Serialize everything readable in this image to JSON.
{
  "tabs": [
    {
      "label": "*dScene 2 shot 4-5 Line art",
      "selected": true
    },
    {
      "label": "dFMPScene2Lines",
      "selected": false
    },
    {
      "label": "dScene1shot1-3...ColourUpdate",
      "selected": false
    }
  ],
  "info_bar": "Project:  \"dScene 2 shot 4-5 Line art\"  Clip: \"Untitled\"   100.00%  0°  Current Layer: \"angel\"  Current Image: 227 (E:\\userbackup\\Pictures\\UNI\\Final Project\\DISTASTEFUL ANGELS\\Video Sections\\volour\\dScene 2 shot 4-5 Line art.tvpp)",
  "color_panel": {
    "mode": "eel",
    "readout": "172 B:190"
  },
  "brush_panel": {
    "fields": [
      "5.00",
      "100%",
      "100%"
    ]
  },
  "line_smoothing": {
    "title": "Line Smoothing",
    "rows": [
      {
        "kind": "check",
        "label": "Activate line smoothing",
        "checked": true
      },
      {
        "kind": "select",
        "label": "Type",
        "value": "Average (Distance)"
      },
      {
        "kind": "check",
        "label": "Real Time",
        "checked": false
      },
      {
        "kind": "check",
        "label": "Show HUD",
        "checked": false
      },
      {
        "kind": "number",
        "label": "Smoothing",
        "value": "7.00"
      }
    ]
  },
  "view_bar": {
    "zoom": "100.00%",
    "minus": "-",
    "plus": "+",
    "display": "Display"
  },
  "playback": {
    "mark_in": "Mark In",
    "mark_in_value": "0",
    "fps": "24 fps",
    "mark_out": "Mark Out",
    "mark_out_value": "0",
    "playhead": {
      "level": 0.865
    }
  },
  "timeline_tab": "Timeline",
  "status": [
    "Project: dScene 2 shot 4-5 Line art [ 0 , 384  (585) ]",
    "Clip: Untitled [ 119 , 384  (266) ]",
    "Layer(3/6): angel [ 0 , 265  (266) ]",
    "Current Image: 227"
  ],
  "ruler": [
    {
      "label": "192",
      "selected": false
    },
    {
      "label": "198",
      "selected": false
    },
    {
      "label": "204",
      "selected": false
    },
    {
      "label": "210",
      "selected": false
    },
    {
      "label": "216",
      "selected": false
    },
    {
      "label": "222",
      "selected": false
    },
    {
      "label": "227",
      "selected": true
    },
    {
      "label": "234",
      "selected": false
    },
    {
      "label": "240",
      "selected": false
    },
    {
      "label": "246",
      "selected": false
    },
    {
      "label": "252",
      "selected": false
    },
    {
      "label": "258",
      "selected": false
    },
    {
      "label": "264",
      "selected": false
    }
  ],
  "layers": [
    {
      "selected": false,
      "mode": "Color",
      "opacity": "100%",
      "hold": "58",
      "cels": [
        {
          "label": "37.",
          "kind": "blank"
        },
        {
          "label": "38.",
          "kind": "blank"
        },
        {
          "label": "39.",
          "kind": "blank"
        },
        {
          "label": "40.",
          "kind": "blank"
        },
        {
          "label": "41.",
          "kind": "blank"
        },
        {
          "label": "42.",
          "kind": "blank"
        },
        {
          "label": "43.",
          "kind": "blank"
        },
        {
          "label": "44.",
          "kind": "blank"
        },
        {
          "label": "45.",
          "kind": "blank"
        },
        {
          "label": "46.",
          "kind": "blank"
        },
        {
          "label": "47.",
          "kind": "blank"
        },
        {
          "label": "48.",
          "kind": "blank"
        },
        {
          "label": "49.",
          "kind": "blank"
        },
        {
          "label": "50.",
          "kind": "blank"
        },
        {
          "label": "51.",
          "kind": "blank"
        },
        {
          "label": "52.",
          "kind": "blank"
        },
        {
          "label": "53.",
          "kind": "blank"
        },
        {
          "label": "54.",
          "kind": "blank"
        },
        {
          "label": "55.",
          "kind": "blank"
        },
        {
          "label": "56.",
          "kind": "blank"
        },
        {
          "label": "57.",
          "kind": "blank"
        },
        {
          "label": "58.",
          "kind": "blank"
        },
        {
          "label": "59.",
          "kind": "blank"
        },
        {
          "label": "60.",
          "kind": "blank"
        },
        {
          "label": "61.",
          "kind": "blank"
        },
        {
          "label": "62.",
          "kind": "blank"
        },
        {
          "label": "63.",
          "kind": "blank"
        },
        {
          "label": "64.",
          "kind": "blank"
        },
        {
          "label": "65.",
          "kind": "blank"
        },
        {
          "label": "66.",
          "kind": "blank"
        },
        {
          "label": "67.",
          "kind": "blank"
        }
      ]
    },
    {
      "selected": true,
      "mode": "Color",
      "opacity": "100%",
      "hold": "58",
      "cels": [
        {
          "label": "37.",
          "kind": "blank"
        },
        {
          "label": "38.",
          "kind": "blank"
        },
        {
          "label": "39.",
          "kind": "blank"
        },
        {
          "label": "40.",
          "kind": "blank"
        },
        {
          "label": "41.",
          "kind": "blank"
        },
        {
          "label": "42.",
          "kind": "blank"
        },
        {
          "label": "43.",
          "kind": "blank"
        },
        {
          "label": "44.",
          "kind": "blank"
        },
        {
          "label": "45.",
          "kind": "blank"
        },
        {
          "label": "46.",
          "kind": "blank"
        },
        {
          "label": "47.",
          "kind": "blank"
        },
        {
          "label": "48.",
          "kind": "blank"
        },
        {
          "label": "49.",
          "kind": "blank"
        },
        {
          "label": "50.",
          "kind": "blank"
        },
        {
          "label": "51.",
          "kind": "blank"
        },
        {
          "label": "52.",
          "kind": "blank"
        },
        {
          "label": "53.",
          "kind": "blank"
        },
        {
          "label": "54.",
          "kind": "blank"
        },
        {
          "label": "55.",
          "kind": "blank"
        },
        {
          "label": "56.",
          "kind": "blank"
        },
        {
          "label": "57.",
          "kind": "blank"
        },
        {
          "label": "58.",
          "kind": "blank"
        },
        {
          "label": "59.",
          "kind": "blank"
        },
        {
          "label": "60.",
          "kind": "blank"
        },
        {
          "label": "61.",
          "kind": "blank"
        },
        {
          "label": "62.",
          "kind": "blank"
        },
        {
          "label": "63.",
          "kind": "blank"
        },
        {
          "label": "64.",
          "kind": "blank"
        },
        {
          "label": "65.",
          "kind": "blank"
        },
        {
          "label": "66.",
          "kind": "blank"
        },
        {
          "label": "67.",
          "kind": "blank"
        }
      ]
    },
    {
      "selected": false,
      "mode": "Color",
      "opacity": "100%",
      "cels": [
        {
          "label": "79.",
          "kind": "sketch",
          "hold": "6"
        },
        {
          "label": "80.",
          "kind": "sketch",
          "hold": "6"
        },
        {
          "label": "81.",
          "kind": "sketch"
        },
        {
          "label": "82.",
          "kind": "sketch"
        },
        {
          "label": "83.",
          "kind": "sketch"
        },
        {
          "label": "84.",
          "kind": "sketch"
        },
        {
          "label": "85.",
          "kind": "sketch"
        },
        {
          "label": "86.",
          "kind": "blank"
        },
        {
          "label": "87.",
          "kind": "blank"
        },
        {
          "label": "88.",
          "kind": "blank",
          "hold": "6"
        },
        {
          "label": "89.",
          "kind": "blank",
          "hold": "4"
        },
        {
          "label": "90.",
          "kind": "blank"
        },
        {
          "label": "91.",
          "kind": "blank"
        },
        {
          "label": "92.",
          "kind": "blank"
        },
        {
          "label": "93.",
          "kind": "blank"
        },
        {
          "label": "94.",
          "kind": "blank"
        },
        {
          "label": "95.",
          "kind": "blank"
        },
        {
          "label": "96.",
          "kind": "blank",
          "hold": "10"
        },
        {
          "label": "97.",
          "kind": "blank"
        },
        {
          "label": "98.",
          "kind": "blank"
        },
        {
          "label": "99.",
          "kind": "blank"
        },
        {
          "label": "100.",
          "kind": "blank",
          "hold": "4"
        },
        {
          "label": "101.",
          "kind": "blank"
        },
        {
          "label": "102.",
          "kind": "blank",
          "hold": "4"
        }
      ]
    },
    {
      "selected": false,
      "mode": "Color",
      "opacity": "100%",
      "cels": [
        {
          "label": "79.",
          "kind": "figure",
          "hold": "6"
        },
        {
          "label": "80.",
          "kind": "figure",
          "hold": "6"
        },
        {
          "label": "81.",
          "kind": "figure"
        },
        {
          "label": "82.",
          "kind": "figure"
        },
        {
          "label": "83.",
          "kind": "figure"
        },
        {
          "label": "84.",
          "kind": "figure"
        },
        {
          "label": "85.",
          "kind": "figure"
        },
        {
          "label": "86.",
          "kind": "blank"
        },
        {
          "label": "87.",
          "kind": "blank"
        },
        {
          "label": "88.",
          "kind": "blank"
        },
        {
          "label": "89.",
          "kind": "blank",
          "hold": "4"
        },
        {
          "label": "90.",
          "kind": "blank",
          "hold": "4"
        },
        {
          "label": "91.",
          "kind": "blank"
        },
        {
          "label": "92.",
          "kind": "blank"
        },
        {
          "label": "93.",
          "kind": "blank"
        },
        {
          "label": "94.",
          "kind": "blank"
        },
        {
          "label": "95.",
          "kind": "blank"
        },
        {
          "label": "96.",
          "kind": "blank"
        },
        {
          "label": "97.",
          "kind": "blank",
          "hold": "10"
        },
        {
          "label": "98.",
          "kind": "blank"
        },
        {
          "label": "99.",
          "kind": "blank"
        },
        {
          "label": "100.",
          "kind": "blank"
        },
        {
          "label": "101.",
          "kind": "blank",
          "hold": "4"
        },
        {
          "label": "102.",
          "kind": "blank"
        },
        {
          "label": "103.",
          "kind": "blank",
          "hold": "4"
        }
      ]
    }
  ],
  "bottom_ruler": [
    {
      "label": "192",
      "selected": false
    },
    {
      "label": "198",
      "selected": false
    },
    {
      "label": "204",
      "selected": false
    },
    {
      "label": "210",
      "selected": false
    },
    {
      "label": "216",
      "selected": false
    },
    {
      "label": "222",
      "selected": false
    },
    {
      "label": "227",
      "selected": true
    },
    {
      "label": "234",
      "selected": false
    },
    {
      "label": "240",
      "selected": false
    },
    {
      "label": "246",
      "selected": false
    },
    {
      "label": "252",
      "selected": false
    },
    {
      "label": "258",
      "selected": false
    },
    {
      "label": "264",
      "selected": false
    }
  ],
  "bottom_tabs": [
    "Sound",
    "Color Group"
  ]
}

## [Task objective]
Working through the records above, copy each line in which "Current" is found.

## [Solved exercise]
  "info_bar": "Project:  \"dScene 2 shot 4-5 Line art\"  Clip: \"Untitled\"   100.00%  0°  Current Layer: \"angel\"  Current Image: 227 (E:\\userbackup\\Pictures\\UNI\\Final Project\\DISTASTEFUL ANGELS\\Video Sections\\volour\\dScene 2 shot 4-5 Line art.tvpp)",
    "Current Image: 227"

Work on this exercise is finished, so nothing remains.